───── Records for the exercise

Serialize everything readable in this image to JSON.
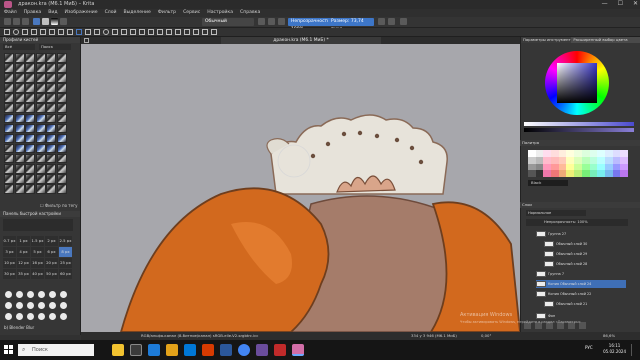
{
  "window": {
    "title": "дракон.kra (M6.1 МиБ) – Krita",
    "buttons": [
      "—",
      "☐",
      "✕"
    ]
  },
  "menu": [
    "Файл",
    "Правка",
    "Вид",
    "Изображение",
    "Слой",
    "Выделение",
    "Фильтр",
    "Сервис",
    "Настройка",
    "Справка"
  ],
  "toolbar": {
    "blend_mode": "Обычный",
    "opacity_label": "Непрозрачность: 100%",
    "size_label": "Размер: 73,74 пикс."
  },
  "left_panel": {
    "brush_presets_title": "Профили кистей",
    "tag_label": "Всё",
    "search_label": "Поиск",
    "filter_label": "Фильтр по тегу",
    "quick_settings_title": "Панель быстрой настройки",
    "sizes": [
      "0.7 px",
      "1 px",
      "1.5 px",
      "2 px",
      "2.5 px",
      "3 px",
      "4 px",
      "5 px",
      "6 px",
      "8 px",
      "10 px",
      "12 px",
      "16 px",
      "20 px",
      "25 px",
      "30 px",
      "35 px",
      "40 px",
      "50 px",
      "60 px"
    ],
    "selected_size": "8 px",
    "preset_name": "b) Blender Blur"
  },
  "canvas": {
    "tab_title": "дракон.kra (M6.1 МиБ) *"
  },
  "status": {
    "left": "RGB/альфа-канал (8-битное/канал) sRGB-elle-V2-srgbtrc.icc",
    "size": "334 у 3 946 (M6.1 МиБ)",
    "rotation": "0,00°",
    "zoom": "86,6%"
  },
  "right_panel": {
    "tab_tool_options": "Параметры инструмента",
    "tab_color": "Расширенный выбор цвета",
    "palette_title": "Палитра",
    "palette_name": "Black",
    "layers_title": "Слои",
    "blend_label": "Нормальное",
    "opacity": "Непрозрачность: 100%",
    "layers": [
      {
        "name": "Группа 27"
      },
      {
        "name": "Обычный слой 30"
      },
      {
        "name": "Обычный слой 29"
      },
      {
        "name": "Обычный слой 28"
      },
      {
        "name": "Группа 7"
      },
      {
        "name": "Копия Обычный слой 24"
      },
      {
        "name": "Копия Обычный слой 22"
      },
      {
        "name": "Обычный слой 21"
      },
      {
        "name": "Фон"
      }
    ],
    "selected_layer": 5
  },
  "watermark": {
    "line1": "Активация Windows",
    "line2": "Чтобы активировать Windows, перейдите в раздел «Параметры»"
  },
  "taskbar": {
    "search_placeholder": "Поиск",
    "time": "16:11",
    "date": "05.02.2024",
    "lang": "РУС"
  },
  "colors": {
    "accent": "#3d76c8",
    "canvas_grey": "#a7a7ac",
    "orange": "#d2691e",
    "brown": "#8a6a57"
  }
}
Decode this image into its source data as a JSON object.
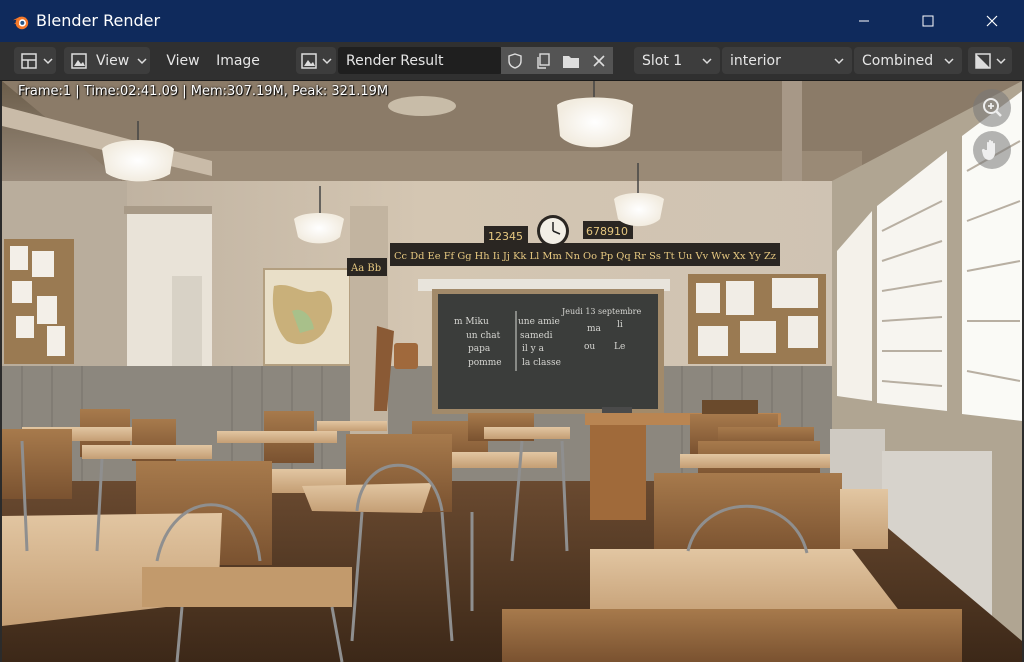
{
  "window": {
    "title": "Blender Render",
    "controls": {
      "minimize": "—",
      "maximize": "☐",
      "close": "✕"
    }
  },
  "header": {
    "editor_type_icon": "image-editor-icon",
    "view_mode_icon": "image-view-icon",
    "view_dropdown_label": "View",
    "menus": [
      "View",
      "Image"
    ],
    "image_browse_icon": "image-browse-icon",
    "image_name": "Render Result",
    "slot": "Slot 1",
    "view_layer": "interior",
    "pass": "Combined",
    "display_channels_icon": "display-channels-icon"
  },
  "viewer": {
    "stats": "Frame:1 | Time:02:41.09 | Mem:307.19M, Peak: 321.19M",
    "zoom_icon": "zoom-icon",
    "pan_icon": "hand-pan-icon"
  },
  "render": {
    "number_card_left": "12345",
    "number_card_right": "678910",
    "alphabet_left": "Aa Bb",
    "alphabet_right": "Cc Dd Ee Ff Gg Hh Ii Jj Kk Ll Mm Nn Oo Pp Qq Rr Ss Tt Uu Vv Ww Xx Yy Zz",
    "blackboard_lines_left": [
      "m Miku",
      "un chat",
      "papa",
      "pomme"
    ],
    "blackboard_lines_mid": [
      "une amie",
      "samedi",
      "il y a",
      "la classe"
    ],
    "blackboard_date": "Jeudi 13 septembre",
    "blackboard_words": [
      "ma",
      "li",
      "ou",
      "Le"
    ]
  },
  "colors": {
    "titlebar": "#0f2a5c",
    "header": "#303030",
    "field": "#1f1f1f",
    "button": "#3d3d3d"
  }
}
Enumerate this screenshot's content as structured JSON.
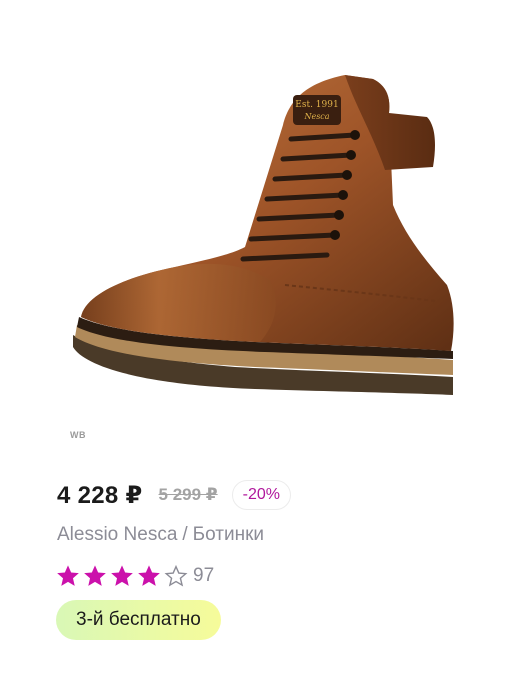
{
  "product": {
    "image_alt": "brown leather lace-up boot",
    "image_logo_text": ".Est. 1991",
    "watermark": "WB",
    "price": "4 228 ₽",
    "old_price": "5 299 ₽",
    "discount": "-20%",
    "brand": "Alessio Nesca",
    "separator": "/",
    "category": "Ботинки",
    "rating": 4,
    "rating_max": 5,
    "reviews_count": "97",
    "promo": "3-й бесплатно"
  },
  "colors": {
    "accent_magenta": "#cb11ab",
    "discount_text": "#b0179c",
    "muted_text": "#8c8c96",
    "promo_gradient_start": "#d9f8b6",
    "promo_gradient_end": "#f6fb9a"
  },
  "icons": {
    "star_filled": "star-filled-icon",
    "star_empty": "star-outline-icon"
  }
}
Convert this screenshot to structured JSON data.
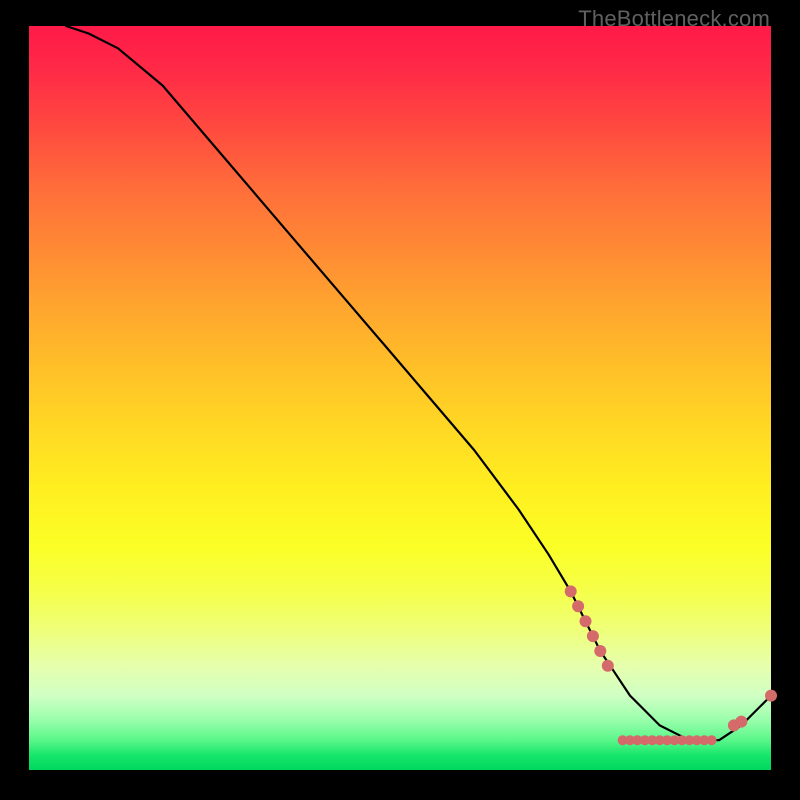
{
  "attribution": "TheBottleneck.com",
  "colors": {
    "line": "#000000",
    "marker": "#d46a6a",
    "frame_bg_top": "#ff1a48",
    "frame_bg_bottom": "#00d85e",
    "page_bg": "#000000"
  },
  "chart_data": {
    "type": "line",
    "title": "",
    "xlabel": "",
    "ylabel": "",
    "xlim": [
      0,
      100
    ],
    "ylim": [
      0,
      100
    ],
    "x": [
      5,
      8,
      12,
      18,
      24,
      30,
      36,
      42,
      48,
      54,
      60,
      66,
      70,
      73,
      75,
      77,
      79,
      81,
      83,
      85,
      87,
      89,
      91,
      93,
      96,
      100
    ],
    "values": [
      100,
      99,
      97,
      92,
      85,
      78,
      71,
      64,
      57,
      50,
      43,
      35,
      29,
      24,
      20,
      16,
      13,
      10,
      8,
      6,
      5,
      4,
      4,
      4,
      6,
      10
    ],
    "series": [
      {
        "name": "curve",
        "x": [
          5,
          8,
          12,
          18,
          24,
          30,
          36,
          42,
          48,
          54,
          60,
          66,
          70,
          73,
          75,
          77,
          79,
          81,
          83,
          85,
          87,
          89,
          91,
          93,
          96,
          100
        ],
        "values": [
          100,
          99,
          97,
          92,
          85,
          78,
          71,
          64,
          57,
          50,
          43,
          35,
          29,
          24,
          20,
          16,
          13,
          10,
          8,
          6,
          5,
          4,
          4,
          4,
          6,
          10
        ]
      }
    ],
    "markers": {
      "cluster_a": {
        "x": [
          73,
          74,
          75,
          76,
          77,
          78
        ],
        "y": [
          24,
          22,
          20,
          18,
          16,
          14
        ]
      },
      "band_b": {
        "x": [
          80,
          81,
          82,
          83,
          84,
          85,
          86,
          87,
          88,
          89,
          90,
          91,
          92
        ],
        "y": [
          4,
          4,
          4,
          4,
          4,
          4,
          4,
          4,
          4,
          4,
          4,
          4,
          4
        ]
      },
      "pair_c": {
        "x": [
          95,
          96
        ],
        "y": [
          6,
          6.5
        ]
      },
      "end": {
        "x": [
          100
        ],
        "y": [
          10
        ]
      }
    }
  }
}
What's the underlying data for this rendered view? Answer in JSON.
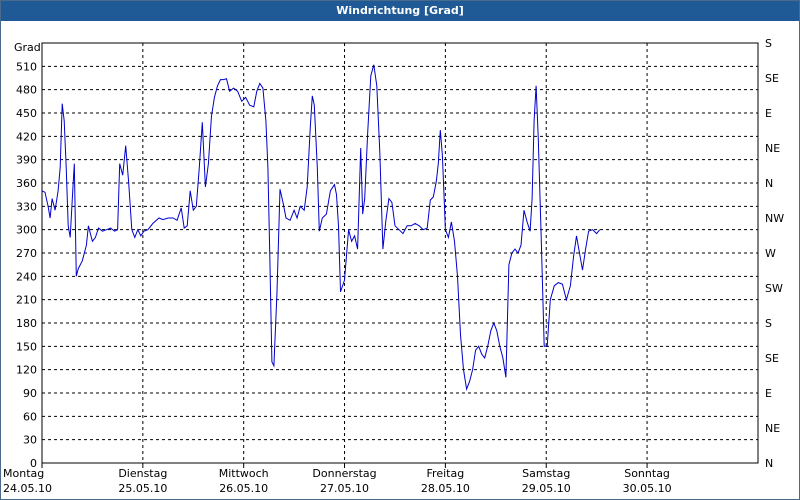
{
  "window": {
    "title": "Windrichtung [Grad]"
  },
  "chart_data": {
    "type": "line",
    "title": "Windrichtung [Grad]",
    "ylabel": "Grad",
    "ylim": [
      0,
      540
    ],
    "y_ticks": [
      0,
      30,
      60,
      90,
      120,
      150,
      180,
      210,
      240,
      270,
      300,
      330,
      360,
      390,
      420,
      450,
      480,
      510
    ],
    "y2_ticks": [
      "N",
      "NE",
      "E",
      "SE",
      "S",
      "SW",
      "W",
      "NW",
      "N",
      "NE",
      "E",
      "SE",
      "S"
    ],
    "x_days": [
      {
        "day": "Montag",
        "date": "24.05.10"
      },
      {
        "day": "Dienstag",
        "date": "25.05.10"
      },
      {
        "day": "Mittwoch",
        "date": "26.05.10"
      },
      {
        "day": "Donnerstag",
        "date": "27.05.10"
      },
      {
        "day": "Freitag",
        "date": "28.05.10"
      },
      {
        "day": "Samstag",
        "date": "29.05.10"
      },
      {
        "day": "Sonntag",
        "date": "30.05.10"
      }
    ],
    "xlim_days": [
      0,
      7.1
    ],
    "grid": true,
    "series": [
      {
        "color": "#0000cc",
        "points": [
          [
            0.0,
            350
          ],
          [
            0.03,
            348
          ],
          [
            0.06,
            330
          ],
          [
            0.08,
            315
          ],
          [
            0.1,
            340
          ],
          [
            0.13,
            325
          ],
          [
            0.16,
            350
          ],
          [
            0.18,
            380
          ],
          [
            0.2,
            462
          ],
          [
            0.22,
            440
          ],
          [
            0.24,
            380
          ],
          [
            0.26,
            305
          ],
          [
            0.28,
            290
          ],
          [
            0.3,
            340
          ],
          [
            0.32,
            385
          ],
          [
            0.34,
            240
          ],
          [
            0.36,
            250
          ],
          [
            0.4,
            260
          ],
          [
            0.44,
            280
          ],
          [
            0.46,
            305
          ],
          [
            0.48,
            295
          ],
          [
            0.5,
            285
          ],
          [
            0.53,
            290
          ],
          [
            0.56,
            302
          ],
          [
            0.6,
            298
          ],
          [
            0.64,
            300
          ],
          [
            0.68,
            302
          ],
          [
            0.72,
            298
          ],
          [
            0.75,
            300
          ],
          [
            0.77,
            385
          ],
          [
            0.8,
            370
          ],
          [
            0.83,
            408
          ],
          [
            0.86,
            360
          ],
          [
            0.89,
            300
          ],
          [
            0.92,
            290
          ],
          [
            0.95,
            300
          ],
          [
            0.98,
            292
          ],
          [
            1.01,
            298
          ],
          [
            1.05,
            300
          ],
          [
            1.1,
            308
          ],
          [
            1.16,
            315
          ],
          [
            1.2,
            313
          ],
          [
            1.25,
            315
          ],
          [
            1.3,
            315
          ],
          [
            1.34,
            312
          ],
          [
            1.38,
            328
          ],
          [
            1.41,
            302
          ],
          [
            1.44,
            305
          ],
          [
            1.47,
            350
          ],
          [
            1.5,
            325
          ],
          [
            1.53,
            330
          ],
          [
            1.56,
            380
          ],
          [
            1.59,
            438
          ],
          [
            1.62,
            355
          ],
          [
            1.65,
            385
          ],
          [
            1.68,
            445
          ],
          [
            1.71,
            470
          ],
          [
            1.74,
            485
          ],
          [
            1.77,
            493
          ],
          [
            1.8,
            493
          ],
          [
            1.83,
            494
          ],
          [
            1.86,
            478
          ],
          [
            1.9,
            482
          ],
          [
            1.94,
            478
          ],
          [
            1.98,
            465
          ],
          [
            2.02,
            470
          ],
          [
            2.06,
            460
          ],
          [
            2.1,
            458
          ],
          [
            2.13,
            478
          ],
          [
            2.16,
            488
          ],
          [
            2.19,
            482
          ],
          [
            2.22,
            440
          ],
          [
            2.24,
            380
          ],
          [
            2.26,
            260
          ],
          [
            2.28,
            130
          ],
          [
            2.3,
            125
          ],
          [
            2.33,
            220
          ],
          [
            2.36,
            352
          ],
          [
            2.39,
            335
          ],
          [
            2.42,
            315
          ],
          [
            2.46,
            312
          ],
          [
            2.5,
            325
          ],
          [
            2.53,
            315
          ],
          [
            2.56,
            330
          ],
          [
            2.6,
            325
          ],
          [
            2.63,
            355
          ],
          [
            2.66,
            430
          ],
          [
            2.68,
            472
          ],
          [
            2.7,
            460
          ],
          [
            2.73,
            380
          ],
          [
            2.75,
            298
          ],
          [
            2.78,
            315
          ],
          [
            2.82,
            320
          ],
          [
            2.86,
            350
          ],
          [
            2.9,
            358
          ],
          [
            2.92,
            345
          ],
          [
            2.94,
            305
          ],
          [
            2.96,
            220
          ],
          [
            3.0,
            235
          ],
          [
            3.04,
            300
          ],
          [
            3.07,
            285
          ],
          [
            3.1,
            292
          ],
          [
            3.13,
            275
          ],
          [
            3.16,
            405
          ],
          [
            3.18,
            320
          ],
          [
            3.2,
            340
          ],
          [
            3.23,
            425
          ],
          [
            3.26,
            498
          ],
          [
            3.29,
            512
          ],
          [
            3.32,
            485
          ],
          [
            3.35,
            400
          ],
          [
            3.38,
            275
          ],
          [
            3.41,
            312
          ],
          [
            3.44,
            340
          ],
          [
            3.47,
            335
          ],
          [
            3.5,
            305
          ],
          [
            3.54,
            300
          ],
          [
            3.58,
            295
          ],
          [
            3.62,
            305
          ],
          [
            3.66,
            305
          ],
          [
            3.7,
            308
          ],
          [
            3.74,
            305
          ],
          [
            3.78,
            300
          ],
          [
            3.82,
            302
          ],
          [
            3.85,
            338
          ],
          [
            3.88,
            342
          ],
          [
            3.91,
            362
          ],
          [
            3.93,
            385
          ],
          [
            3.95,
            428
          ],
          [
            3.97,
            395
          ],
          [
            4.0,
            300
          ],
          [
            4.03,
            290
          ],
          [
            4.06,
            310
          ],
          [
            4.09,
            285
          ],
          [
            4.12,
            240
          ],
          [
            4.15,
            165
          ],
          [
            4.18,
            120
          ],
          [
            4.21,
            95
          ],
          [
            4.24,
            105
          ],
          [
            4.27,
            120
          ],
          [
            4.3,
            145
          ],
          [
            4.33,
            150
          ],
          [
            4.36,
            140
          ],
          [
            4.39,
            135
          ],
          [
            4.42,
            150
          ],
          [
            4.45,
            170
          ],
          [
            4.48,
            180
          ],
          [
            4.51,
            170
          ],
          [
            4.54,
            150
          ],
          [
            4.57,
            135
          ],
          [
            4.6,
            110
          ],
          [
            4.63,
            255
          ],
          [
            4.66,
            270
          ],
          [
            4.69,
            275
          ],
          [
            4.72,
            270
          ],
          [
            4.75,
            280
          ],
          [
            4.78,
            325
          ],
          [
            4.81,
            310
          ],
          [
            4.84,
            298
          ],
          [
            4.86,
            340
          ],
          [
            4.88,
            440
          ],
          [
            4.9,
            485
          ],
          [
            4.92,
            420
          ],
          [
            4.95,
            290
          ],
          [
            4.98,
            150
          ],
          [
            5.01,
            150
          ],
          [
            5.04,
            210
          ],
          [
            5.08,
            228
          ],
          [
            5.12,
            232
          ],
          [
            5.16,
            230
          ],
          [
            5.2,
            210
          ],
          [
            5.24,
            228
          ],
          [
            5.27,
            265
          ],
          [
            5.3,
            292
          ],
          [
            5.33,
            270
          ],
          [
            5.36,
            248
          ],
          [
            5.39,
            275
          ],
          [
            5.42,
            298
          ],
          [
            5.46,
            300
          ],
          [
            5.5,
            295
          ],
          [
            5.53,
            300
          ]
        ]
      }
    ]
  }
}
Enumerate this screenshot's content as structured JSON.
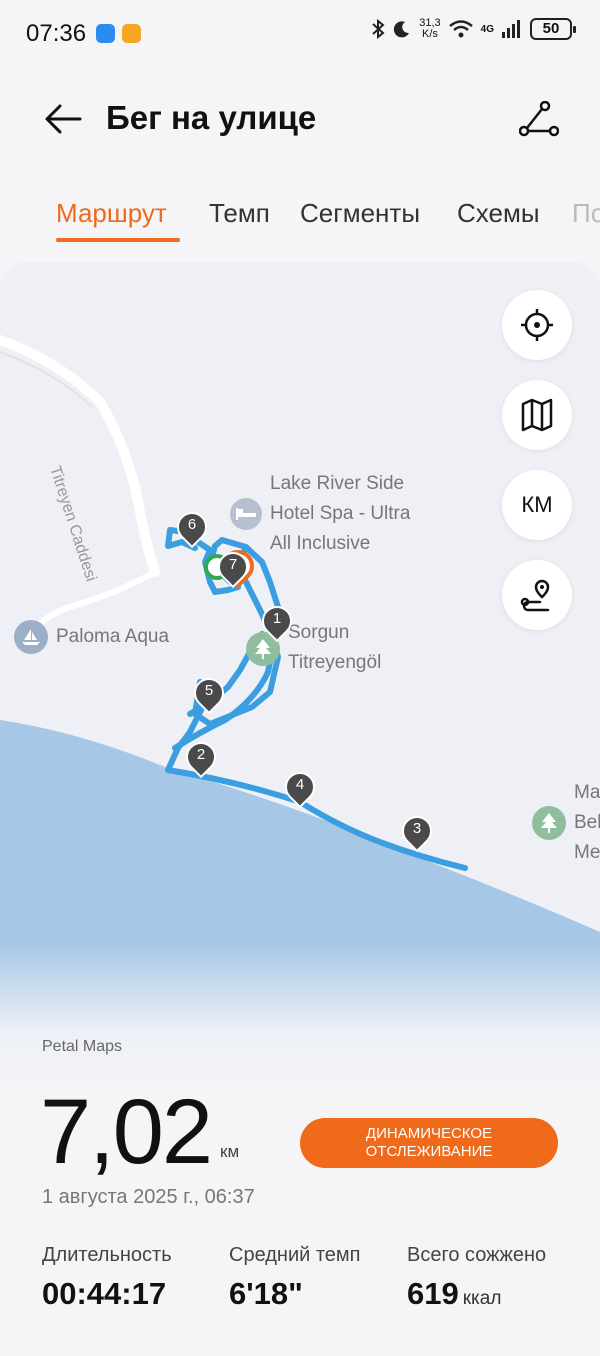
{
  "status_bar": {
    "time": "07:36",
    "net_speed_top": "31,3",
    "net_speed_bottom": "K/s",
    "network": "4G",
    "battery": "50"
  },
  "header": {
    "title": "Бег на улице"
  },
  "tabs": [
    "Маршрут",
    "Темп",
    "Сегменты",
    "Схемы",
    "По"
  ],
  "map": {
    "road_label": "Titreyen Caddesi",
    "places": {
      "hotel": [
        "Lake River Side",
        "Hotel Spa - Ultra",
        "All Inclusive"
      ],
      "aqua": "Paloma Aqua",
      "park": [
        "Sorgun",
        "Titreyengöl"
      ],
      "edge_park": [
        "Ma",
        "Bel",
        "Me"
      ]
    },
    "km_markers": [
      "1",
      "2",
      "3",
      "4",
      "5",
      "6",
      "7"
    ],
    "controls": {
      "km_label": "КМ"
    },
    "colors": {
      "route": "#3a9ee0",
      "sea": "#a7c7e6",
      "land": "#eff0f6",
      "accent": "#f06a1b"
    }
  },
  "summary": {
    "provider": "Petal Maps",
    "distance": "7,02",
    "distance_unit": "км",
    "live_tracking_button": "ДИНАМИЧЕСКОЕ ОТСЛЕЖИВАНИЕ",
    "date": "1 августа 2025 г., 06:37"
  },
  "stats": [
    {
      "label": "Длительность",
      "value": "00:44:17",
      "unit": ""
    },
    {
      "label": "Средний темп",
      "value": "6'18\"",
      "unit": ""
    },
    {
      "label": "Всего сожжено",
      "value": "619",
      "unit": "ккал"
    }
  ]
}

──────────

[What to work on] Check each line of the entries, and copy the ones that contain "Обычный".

[Result for this exercise]
    "blend_mode": "Обычный",
        "name": "Обычный слой 30"
        "name": "Обычный слой 29"
        "name": "Обычный слой 28"
        "name": "Копия Обычный слой 24"
        "name": "Копия Обычный слой 22"
        "name": "Обычный слой 21"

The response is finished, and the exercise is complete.